“People spend a lot of money on this important day. We used very low estimates of how much these same-sex couples spent, but it adds up to significant new spending for Iowa’s wedding industry,” explains M. V. Lee Badgett, the study’s co-author and research director of the Williams Institute in California.
And what’s good for Iowa is good for other states that say “I do” to marriage equality. Are you listening, Pennsylvania?
According to the State of Iowa, at least 2,099 same-sex couples married during the first year following the decision to extend marriage rights to same-sex couples. Of these 2,099 marriages, 866 couples lived in Iowa and 1,233 couples came from other states to tie the knot. The top five contributors of non-resident couples were surrounding states in the Midwest. Illinois was the largest contributor in Iowa, accounting for 17 percent of all out-of-state couples, before it, too, legalized same-sex nuptials. The same can be said for New York and Massachusetts that also attract couples from nearby states.
Not only does marriage equality come down to human rights, but it’s also economically savvy as people spend more money on weddings.
“Our study estimates that out-of-state same-sex couples alone spent $2.2 million on weddings in Iowa,” says study co-author Angeliki Kastanis, Public Policy Research Fellow at the Williams Institute. That translates to about $150,000 in tax revenue. And because Iowa, like many places that allow gay marriage – like Massachusetts and Washington D.C. – has a waiting period of three business days to receive a marriage license, out-of-state same-sex couples spent an additional $1.6 million on tourism alone.

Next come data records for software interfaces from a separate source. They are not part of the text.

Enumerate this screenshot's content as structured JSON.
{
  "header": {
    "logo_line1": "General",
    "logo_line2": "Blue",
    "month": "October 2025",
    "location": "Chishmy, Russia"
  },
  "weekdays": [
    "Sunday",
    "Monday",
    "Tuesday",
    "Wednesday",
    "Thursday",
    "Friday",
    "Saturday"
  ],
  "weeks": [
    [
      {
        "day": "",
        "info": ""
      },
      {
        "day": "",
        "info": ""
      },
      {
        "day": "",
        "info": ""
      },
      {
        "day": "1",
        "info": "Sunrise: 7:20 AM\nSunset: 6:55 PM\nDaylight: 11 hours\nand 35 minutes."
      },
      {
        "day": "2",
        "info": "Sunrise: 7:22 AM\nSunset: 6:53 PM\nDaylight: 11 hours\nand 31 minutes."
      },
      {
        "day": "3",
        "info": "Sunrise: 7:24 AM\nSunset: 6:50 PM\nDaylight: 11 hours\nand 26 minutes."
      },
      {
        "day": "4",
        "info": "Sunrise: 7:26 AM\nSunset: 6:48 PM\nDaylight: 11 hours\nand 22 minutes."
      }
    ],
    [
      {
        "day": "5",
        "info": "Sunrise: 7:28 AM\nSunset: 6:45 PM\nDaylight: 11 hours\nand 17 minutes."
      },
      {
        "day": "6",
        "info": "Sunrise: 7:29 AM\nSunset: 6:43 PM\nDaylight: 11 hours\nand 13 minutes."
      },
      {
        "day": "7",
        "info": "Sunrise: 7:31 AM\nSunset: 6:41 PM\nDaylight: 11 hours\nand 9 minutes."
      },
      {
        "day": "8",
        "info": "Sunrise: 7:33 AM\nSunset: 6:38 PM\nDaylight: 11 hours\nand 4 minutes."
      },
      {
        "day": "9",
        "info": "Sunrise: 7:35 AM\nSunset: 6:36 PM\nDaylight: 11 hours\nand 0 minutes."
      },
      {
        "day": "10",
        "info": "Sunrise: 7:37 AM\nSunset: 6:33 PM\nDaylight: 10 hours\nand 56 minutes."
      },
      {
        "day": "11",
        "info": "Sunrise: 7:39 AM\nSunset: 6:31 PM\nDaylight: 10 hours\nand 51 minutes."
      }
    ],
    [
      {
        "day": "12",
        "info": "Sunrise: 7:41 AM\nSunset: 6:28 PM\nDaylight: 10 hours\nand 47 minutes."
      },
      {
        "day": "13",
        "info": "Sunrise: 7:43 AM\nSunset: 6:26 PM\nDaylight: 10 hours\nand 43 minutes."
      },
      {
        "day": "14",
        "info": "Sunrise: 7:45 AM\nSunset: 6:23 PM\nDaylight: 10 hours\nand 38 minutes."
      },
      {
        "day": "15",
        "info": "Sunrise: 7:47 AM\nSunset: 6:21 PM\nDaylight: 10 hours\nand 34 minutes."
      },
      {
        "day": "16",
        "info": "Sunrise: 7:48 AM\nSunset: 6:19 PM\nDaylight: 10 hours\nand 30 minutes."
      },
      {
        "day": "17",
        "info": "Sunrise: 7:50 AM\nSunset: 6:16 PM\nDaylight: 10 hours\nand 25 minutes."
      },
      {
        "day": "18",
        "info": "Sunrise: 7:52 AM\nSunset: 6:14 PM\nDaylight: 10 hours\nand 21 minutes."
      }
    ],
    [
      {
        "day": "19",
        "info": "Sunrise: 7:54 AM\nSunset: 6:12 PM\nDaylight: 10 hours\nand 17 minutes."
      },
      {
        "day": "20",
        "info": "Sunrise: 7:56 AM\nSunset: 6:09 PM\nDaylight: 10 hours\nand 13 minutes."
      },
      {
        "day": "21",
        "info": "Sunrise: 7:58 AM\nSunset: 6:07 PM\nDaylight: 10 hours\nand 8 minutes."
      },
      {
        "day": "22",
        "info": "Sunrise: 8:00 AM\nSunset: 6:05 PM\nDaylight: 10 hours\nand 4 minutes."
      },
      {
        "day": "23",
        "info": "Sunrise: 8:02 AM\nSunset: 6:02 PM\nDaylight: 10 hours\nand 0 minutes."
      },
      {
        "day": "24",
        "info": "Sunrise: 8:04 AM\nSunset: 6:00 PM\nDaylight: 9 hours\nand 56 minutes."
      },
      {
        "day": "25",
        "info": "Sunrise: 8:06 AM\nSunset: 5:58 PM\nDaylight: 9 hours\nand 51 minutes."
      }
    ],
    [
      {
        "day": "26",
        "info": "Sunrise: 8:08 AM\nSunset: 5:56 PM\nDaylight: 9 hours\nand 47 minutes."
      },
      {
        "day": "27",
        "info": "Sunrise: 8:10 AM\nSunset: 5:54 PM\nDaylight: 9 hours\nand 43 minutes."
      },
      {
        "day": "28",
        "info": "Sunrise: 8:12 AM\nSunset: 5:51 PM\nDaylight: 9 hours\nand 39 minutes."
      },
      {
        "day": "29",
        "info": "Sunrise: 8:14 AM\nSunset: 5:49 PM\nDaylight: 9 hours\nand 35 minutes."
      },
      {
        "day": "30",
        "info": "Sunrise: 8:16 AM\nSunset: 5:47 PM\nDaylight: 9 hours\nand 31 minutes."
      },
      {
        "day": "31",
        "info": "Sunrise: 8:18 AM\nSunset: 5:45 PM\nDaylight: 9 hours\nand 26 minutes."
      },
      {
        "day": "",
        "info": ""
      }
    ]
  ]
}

Who’s willing to turn down that kind of revenue in a recession?